For years I've been meaning to sew simple ticking striped Christmas stockings to use in my decor. Luckily, this was the year to get it done.
I love the way they have turned out and they now proudly hang from my kitchen shelf.
Just in case sewing some stocking has been on your to-do list also I've put together a quick tutorial on how I made mine.
First you'll need to find a pattern.
Unless you can draw your own, but I'm not so good in the drawing department. I was so happy to stumble upon this pattern from Moda Bake Shop. Oda May has a great tutorial to go along with the pattern. Check it out.
Next gather some fabric.
I picked a red and white ticking stripe and a scrap piece of drop cloth for the cuff.
Take your main fabric and your pattern and cut out two pieces. Next take your cuff fabric and cut off a piece large enough for the cuff plus an inch on all four sides for hemming. Sorry I can't give you an exact size to cut. I never measured it myself. If it helps my finished cuff is about two and half to three inches wide.

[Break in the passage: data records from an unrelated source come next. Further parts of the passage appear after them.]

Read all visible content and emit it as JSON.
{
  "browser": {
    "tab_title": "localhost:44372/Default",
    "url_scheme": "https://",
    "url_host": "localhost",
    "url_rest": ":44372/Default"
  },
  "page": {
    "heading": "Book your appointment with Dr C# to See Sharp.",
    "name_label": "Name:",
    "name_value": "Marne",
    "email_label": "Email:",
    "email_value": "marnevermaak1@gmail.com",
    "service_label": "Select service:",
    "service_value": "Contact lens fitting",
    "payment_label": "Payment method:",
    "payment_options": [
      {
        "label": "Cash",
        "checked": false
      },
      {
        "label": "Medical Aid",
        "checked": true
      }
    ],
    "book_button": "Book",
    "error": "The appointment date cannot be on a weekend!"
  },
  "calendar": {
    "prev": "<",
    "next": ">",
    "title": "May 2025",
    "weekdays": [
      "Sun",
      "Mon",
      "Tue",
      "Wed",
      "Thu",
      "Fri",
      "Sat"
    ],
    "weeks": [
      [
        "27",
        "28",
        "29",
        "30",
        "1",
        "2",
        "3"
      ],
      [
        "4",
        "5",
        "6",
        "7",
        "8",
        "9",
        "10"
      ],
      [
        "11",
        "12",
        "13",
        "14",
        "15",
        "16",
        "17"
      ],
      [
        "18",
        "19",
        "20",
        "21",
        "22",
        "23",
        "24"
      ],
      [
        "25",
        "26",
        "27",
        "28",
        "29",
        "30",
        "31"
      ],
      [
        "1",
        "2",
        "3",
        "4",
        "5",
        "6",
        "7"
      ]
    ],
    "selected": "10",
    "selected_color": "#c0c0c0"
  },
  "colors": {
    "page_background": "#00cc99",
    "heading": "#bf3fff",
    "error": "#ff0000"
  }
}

The next step is to attach the cuff to the base of the stocking. First take your cuff and finish one long edge with a small rolled hem. Press this nice and flat. Next line up the unfinished edge of the cuff with the top of the stocking base. To do this, first layer your cuff piece on a work surface face up, and then lay the stocking base on top of it, also face up. Pin and then sew together with a straight stitch.
Lay the two pieces out nice and flat like the photo below . . .
Press open the seam with a hot iron.
Next flip your cuff over onto the stocking base and press this nice and flat also.
I decided to give my cuff a little detail by simply hand sewing on quick running stitch. To do this I first pin the cuff to the stocking base to make sure it would stay where I wanted while stitching. I then drew stitching lines with the help of a pencil and a ruler.
I then threaded three strands of embroidery floss onto a needle and quickly adding the running stitch through both the cuff and and the stocking base.
Finally, take your other base stocking piece and finish the top edge with a small rolled hem, then press. Next layer your two stocking pieces right sides together . . . pin . . . and sew together with a straight stitch.
Before turning the stocking right side out take the time to clip the seam allowance around the curved area's of the stocking. You'll find your finished stocking will look nicer this way. I finished the whole thing off by pressing the stocking nice and flat with an warm iron.
At this point you can add a little loop of ribbon to the outside edge to hang the stocking with. I made a fabric loop by simply cutting a long piece of my base fabric to length. Then folded it in half lengthwise, pressed and then folded and pressed the two raw edges toward the middle. Then folded it in half again and stitched down the open side. Hope that makes sense.
Then your done! Easy right!